This model assumes that reasoning is often implicit. We seem to make the assumption that what is good for our friends and associates is good enough for us too. It is a short cut logic that skips clear reasoning about the pros and cons. Our likes are based on past experience with our contacts. If our association is superficial, we may be misled. If based on repeated contacts they may be reasonable as judged by experience.
In addition, associative feelings can switch on our reasoning processes. There is evidence from social psychology and from neuro science that an unexpected signal from our associates can make us think twice because the unexpected makes us think in different ways through different channels in our mind.
We are not persuaded but we have to decide
When Theresa May was making the last roll of the dice to get an agreement, she turned to cross-party politics and to talks with the Labour Party opposition. In this kind of model, it is decision rules that count – in other words it is not about reasoning, it is simply about striking deals that can get a majority of votes. Very often that involves coalitions and cross-party deal making among party leaders.
The need to arrive at this kind of consensus is sometimes required when electoral politics simply reinforces deep divisions within a society. It seemed logical in face of the deep divisions over Brexit. However, it does mean largely giving up on public persuasion as the means of getting something over the line with a majority. It is all about bargaining at the top of politics.
Two cheers for association
It is very easy to criticise the importance of appearances and image in contemporary politics, the short hand signalling of ‘likes’ and social loyalties, the increasing role of social media and the absence of content. In an ideal world we would all listen to reason.

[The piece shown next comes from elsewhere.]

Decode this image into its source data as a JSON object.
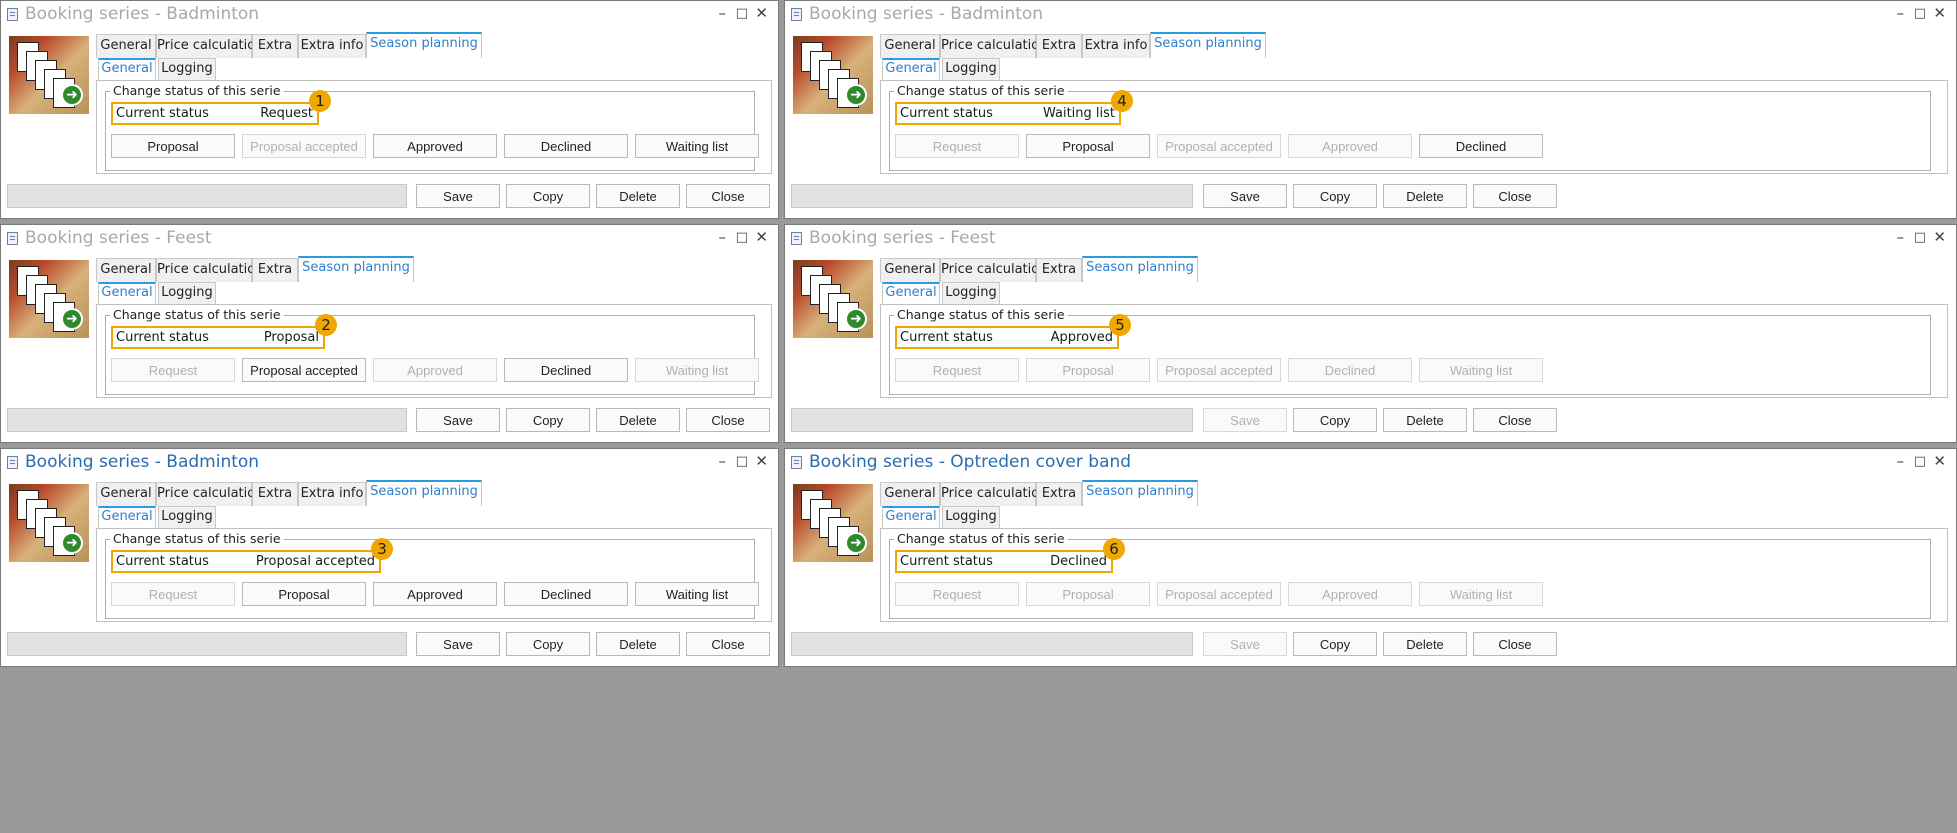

We would all agree on what are good reasons in public policy and what are bad.
However, public policies usually involve what is termed the ‘essentially contestable’ where relevant information is missing, the setting confused, objectives less than clear and the effects of policies often uncertain.
In this uncertain world we want political leaders whom we can respond to and who appear responsive to us; we don’t like back-room deals among leaderships; and the desire for association is what brings us together in the first place.
The lesson we should draw is that when we build the institutions of democracy we should not rely on an imaginary world of reason. Instead, we need to accept the importance of appearances and associations and identify new institutions than can help remedy the blind spots that result.